* _Exercise objective_:
Nothing should differ. Repeat every record as written.

[Source records]

##############################

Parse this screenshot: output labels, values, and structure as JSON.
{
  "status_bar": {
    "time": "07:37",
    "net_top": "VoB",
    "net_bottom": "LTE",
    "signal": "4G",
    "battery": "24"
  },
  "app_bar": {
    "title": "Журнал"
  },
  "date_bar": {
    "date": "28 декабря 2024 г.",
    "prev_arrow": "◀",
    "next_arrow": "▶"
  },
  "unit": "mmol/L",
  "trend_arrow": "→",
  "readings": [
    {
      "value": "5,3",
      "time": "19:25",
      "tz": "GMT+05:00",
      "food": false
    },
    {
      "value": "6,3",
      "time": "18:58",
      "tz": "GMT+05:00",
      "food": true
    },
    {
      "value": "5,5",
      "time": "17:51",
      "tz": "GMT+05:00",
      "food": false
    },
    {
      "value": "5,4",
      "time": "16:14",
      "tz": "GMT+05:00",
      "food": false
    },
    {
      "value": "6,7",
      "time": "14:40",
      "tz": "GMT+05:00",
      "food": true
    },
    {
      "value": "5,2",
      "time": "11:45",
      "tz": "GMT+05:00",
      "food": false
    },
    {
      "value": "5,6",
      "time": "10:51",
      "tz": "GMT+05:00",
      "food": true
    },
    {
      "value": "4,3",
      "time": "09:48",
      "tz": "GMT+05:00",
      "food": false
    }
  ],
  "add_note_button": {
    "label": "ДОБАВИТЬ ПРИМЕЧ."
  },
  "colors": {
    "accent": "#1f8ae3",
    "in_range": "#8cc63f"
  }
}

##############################

* _Output below_:
Parse this screenshot: output labels, values, and structure as JSON.
{
  "status_bar": {
    "time": "07:37",
    "net_top": "VoB",
    "net_bottom": "LTE",
    "signal": "4G",
    "battery": "24"
  },
  "app_bar": {
    "title": "Журнал"
  },
  "date_bar": {
    "date": "28 декабря 2024 г.",
    "prev_arrow": "◀",
    "next_arrow": "▶"
  },
  "unit": "mmol/L",
  "trend_arrow": "→",
  "readings": [
    {
      "value": "5,3",
      "time": "19:25",
      "tz": "GMT+05:00",
      "food": false
    },
    {
      "value": "6,3",
      "time": "18:58",
      "tz": "GMT+05:00",
      "food": true
    },
    {
      "value": "5,5",
      "time": "17:51",
      "tz": "GMT+05:00",
      "food": false
    },
    {
      "value": "5,4",
      "time": "16:14",
      "tz": "GMT+05:00",
      "food": false
    },
    {
      "value": "6,7",
      "time": "14:40",
      "tz": "GMT+05:00",
      "food": true
    },
    {
      "value": "5,2",
      "time": "11:45",
      "tz": "GMT+05:00",
      "food": false
    },
    {
      "value": "5,6",
      "time": "10:51",
      "tz": "GMT+05:00",
      "food": true
    },
    {
      "value": "4,3",
      "time": "09:48",
      "tz": "GMT+05:00",
      "food": false
    }
  ],
  "add_note_button": {
    "label": "ДОБАВИТЬ ПРИМЕЧ."
  },
  "colors": {
    "accent": "#1f8ae3",
    "in_range": "#8cc63f"
  }
}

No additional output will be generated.